Retirement Account Types

You may already be contributing to a retirement savings account. Some of the most popular options include Individual Retirement Accounts, or IRAs, and employer-sponsored 401(k) plans.

  • IRAs are tax-advantaged savings accounts designed to help you save for retirement. There are two common types – Traditional IRAs and Roth IRAs. These accounts differ in how and when you receive the tax-advantages. Traditional IRA contributions are tax-deductible while withdrawals during retirement are taxable. In contrast, Roth IRAs offer tax-free withdrawals during retirement and contributions are taxable.

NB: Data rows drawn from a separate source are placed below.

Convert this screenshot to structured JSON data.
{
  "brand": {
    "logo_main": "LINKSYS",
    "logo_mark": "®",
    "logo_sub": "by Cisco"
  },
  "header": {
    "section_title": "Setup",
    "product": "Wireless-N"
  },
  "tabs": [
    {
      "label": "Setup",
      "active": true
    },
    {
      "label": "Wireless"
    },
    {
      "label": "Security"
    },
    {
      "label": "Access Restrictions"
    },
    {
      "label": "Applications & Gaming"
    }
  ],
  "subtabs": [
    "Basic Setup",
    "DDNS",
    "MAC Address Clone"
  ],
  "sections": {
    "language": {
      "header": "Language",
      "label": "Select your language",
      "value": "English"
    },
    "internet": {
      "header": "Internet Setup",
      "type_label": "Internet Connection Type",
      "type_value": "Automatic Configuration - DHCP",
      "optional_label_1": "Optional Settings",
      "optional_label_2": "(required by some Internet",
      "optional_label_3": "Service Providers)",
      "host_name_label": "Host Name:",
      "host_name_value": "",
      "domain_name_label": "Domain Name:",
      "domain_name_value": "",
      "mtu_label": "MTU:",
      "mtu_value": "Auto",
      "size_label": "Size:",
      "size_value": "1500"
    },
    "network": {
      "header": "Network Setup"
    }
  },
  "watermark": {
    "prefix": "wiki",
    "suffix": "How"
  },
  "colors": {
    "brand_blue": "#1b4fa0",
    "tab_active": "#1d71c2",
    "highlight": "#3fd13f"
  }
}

  • 401(k) Plans are one of the most common ways to save for retirement. These accounts allow employees and their employers to contribute to the employee’s retirement. Some employers offer 401(k) matching opportunities – the employer will match an employee’s contribution or a percentage of their income. Along with these advantages, contributions are also tax-deductible.

Whatever your chosen plan, you should aim to have a monthly contribution of 10%-15% of your total income. If your employer offers 401(k) matching, be sure to take advantage of this benefit and consider at least contributing the maximum percentage match offered.

If the pandemic caused a strain on your finances you may have thought about lessening or even stopping the amount you contributed to your retirement account in 2020. If your financial situation has improved, consider getting back on track with your retirement savings strategy. The sooner you’re able to start saving again the better your chance of reaching your target retirement goals.

How Your Funds are Invested

With both IRAs and 401(k)s you will have the opportunity to decide how your contributed funds are invested. Types of investments include:

  • Mutual Funds
  • Company Stock
  • Bonds
  • Variable Annuities
  • Index Funds

Each type of investment has its own level of risk. Some plans may offer a target-date retirement fund – which is a portfolio made up of different investment types that automatically adjust to more conservative and low-risk options as you near retirement. Keep in mind that all of your savings, contribution, and investment decisions should be based on your personal financial needs. Discuss your situation and options with a financial advisor to decide what strategy is right for you.

Important Things to Know for 2021 (2020 Tax Year)

Contribution Limits and Deadlines for 2020 Taxes

You can make contributions to your IRA for 2020 until April 15, 2021. Your total contribution can’t be more than $6,000 ($7,000 if you’re age 50 and older), or if less, your taxable compensation for the year.

The SECURE Act

On December 20, 2019, the Setting Every Community Up for Retirement Enhancement (SECURE) Act was signed into law. The SECURE Act made numerous changes aimed at improving Americans’ ability to save for retirement. Provisions of this law are effective for the 2020 tax year and may impact your IRA.

Some key directives of the Act include:

  • A change to the required minimum distributions (RMDs) starting date age from 70½ to age 72;
  • Removal of the previous age limit to make regular contributions to a traditional IRA;
  • Changes to inherited IRA beneficiary options – requiring many beneficiaries to withdraw assets from an inherited IRA within 10 years – eliminating the “stretch” IRA.

You are encouraged to consult your tax or legal professional for further details and guidance. More information can also be found at www.irs.gov.

To learn more about saving for retirement check out our digital financial resources. If you’re interested in opening an IRA, contact your local branch to discuss your options.